Retention strategies that won't break the bank

Apr 07 2008 by Print This Article

How does an employer keep their best workers without offering them huge raises or spending a fortune increasing the benefits program? This piece from IT WOrld has a few useful suggestions.

The number one suggestion the writer, Joanne Sujansky, suggests is to make sure you do not misrepresent your company's culture from the first day. Too many employers make promises about the working environment in the job interview and this leads to disillusioned employees.

Keeping your employees active, challenged and engage prevents them from becoming bored. An employee without enough to do will start looking elsewhere for something more stimulating.

Another idea is to "be a good corporate citizen." As Sujanksy writes, "today's employers are finding that they have to care about more than just profits if they want to keep their employees happy. The environment, health, and safety have never been more in the spotlight, and as a result, employees want to work for companies who take these factors into consideration.

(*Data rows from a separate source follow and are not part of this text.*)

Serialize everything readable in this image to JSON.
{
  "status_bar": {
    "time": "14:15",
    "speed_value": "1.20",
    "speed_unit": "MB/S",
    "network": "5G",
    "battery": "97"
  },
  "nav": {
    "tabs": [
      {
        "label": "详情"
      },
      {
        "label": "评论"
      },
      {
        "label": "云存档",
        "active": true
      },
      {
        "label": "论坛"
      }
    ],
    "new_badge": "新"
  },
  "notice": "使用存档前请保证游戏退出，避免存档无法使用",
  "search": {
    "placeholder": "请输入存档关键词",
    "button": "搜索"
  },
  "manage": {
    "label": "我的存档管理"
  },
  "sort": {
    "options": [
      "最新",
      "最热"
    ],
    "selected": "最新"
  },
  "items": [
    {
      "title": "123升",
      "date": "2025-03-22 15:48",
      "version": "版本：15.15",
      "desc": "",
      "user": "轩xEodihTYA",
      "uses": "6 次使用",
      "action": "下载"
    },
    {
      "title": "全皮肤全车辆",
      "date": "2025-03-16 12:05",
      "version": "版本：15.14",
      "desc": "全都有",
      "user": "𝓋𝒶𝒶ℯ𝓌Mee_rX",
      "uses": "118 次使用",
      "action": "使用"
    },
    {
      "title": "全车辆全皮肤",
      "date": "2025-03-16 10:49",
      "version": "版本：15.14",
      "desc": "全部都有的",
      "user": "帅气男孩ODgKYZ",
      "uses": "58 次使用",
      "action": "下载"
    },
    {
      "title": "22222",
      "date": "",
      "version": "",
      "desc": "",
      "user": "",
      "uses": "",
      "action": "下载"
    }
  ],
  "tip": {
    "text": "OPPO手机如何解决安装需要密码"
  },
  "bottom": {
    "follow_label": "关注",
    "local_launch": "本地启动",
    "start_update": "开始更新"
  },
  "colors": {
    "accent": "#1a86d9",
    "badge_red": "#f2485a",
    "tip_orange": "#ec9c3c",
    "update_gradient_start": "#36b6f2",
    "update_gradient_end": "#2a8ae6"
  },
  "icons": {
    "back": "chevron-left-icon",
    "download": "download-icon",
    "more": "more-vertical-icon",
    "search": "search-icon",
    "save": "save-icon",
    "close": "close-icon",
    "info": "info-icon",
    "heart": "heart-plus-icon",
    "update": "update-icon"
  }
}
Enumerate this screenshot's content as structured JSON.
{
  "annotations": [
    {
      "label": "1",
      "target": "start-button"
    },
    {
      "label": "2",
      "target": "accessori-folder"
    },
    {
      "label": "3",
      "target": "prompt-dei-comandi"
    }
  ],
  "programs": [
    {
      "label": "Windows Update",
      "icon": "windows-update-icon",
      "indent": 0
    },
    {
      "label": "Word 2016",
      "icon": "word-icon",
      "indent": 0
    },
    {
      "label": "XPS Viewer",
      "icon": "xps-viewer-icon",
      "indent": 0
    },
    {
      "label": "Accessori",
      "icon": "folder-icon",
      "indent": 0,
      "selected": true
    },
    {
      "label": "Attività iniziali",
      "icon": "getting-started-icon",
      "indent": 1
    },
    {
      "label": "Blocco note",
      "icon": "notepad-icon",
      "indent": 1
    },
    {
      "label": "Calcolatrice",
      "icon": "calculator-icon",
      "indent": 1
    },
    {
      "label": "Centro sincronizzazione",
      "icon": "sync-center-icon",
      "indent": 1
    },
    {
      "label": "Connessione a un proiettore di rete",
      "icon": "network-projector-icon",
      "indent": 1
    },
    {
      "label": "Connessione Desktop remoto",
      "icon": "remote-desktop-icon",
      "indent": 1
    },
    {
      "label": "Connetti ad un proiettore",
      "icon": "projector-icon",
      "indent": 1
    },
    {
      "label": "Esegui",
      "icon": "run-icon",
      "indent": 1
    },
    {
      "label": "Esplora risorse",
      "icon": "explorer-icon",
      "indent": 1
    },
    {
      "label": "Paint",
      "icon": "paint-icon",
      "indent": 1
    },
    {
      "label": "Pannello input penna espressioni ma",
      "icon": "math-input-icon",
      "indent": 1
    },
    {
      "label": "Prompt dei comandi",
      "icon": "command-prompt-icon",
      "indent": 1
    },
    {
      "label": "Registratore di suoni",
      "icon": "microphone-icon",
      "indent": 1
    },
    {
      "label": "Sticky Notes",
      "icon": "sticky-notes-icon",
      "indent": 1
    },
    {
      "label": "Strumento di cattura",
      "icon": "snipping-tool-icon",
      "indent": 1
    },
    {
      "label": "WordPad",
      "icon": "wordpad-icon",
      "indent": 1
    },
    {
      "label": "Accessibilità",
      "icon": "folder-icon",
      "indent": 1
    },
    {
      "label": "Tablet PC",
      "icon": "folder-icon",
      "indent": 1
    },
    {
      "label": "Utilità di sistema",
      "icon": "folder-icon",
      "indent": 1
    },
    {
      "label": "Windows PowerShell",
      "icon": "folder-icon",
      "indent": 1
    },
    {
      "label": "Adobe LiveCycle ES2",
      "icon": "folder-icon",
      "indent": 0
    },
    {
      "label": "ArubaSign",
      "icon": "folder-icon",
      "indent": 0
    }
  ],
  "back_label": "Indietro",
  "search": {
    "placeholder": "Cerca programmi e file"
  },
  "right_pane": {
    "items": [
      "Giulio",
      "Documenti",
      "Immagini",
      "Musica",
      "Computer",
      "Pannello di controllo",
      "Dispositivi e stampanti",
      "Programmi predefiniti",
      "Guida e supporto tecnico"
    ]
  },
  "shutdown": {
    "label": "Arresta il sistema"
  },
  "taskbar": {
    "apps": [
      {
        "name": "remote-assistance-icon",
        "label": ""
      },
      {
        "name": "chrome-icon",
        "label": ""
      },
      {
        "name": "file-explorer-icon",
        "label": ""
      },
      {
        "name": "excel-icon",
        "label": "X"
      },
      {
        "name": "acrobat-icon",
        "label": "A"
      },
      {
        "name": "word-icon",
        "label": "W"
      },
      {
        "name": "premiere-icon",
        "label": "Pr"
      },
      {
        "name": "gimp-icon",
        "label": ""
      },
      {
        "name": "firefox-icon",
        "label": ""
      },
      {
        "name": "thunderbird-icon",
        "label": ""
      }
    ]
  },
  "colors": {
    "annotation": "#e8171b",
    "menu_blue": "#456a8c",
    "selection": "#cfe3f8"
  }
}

In fact, a study by the Center for Corporate Citizenship at Boston College found that 30 percent of employers say that good corporate citizenship helps them recruit and retain employees."

Among the other suggestions, the one that seems to stand out is to remember to praise and appreciate employees. Taking the time to say thank you or show some form of appreciation will go a long way toward making the good employees permanent ones.

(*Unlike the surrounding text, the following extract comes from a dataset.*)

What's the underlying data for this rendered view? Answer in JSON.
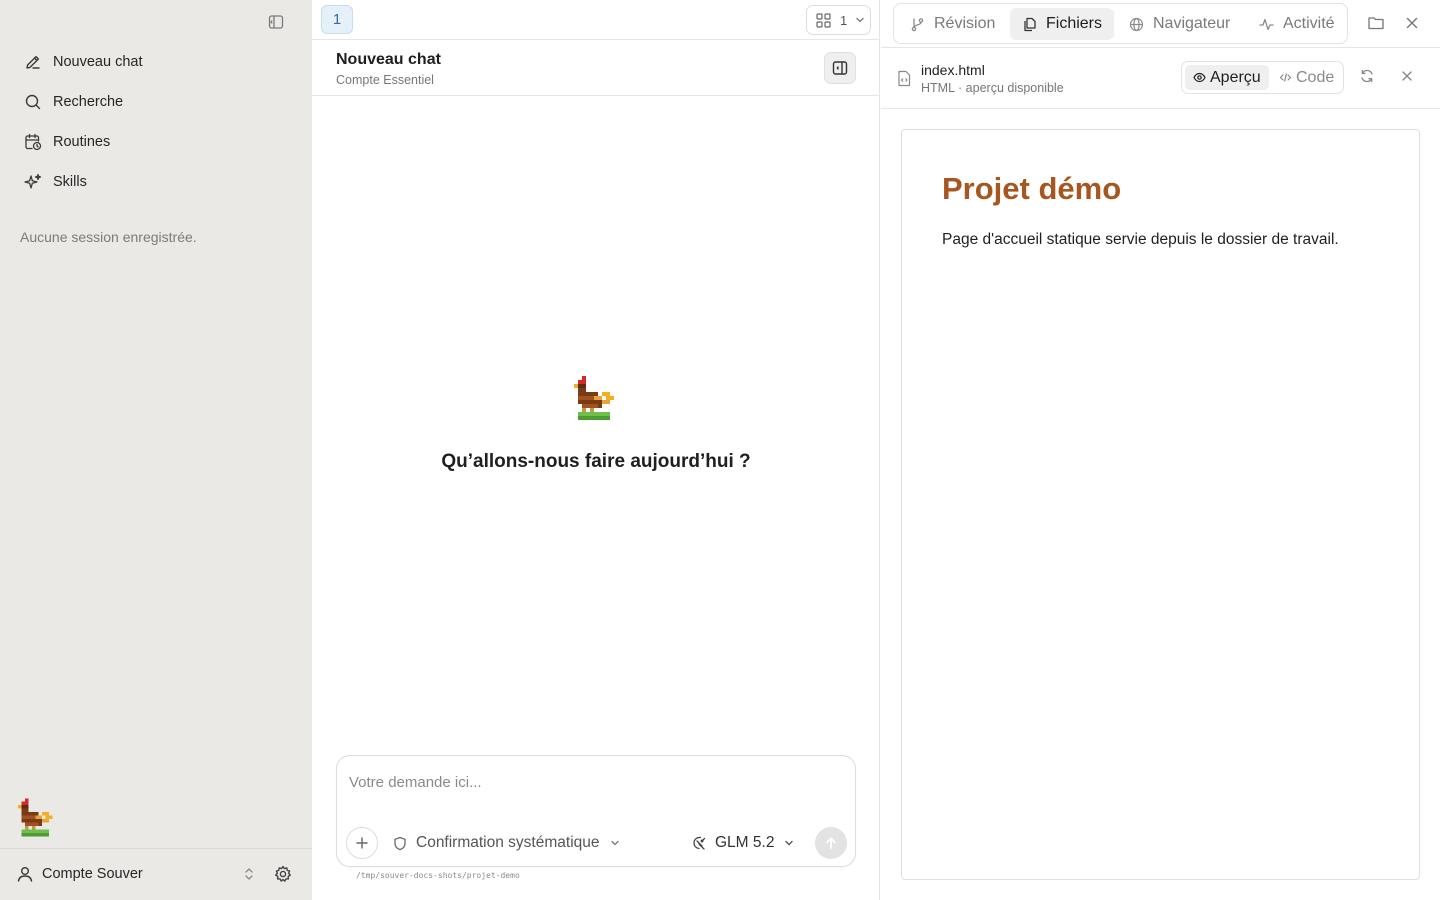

Losing good employees and having to search and rehire new ones costs a company money. Taking steps to prevent the quality workers from leaving can result in savings for you and the corporation you have built.


Older Comments

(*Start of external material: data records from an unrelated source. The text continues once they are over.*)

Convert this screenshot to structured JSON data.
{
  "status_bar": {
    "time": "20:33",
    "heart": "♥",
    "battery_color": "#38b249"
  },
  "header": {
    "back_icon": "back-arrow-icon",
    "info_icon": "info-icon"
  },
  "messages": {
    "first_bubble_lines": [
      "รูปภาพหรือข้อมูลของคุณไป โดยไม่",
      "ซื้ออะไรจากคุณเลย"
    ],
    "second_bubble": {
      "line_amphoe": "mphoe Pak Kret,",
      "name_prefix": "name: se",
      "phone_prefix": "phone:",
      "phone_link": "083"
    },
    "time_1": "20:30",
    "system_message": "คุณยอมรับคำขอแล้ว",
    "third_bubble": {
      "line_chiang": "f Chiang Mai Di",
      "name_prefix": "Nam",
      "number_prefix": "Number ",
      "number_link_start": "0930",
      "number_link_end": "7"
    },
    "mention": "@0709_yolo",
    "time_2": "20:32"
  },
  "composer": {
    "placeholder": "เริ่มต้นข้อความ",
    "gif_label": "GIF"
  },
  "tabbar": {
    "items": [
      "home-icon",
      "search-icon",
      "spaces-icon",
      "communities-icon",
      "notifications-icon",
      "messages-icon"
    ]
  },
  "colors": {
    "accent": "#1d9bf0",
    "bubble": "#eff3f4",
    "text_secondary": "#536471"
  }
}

'Best workers' become best because of their drive and ambitions. A successful company needs to show them a strong carrier path and guidence when needed. Financial compensations are great but nothing beats a carrier oriented culture where an employee can grow their experiences.


Good article and I believe that one of the things that employers often fail to do is recognise work done well. It takes a minute and is great for motivation.

Duncan Brodie